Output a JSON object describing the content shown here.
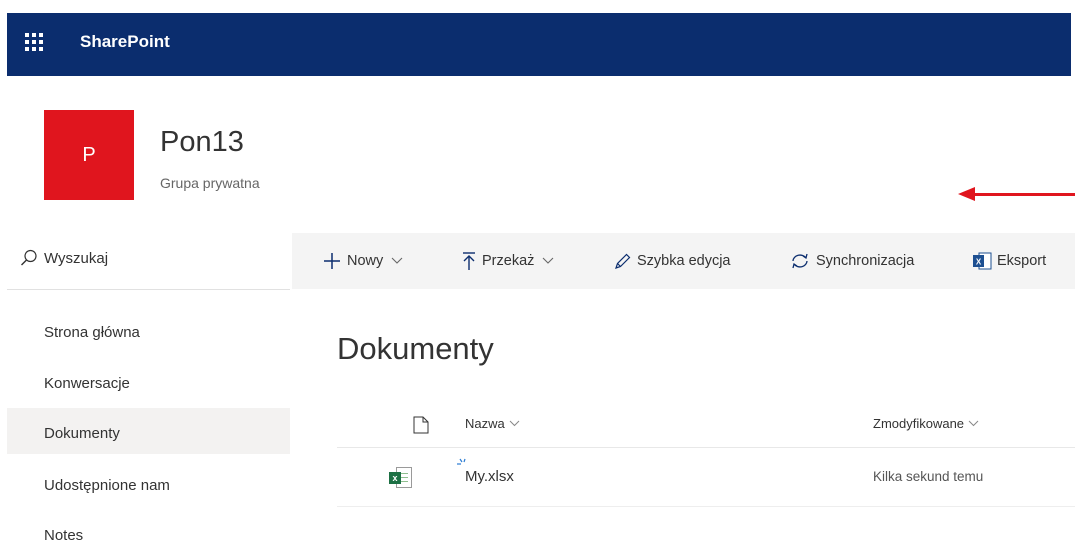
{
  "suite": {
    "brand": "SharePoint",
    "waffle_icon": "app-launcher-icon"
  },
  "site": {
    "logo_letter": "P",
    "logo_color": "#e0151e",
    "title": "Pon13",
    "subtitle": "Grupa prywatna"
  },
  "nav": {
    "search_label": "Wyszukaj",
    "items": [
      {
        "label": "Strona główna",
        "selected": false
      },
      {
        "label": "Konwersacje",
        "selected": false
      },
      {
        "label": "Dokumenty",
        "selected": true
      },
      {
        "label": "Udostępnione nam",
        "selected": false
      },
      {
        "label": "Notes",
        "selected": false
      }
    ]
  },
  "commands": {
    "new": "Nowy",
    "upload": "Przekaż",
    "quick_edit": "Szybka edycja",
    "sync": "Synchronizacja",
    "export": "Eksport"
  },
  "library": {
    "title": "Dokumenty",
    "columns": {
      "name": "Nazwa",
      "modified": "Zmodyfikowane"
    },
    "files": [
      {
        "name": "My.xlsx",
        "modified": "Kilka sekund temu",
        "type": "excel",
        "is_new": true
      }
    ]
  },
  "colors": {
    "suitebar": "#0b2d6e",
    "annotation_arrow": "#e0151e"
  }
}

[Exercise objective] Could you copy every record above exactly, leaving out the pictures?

[Solution to this problem]
Output a JSON object describing the content shown here.
{
  "suite": {
    "brand": "SharePoint",
    "waffle_icon": "app-launcher-icon"
  },
  "site": {
    "logo_letter": "P",
    "logo_color": "#e0151e",
    "title": "Pon13",
    "subtitle": "Grupa prywatna"
  },
  "nav": {
    "search_label": "Wyszukaj",
    "items": [
      {
        "label": "Strona główna",
        "selected": false
      },
      {
        "label": "Konwersacje",
        "selected": false
      },
      {
        "label": "Dokumenty",
        "selected": true
      },
      {
        "label": "Udostępnione nam",
        "selected": false
      },
      {
        "label": "Notes",
        "selected": false
      }
    ]
  },
  "commands": {
    "new": "Nowy",
    "upload": "Przekaż",
    "quick_edit": "Szybka edycja",
    "sync": "Synchronizacja",
    "export": "Eksport"
  },
  "library": {
    "title": "Dokumenty",
    "columns": {
      "name": "Nazwa",
      "modified": "Zmodyfikowane"
    },
    "files": [
      {
        "name": "My.xlsx",
        "modified": "Kilka sekund temu",
        "type": "excel",
        "is_new": true
      }
    ]
  },
  "colors": {
    "suitebar": "#0b2d6e",
    "annotation_arrow": "#e0151e"
  }
}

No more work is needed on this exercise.